It’s a daring experiment – and it works. WaterBrook Press, known for being a Christian publisher, decided to publish a book by atheist Hemant Mehta. Known as The Friendly Atheist, Mehta made headline news in 2006 by selling his soul on eBay for $504 (US). The catch was this – the winning bidder would have Mehta go to church for a month. Mehta went to dozens of Christian churches in several different states. The result of his observations is “I Sold My Soul on eBay: Viewing Faith Through an Atheist’s Eyes” (2007).
The main goal of the book is to let Christians see what they look like to an atheist. In this way, they know how to appeal to unbelievers, who are presumably the same people they want to come to church. The end of the book has discussion questions for Christian reading groups. In one way, “I Sold My Soul on eBay” is a subtle debate that never turns into name-calling.
The Writing Style
One of the best reasons this book works is that Mehta is such a good writer. He’s able to pare a long story down to the essentials in an engaging and interesting manner. He also has a background that most Christians are unfamiliar with. He was raised a Jain. So, not only do you get to learn about Christianity and atheism, but Jainism as well.

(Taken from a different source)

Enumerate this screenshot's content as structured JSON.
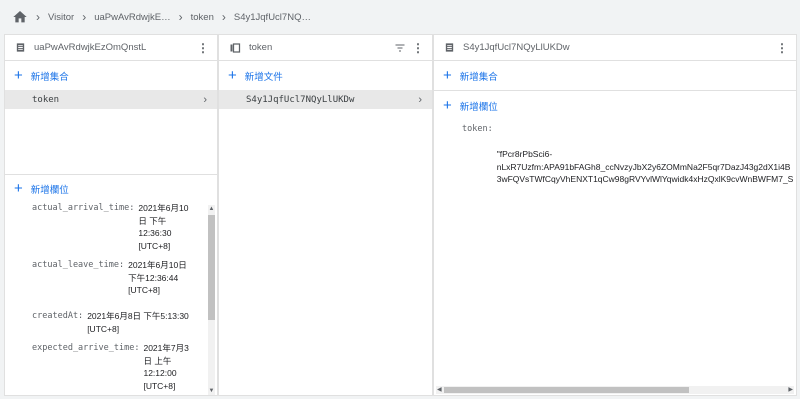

Mehta also has a great sense of humor. In the first few pages, he reveals how his name is pronounced as well as why he’s now an atheist. He also is brave enough to reveal that although he’s an atheist, he’s a fan of big-toothed Texan televangelist Joel Osteen. He also has great descriptions of the way people sit and look at their watches while in church without being catty or mean-spirited.
No to Conversion, Yes to Conversation
Mehta is still an atheist by the end of his church-going experiment. (That isn’t giving anything away – trust me.) But he still talks to some of the people and pastors of the churches that he visited. By meeting the polite and educated Mehta, hopefully he has helped to shatter the Christian myth that atheists are dangerous, dirty, left-wing lunatics.
Although this book is primarily aimed at Christians, atheists, pagans and just about anyone else will also enjoy the book. It’s a good way to get to know how the religious and irreligious think without having to risk your neck and reveal your opinions. Really – do you want to go into a Baptist church and announce that you’re an atheist, agnostic or Pagan and expect to get out unscathed? It’s a way to help lean back and marvel at the complexities of human culture and art.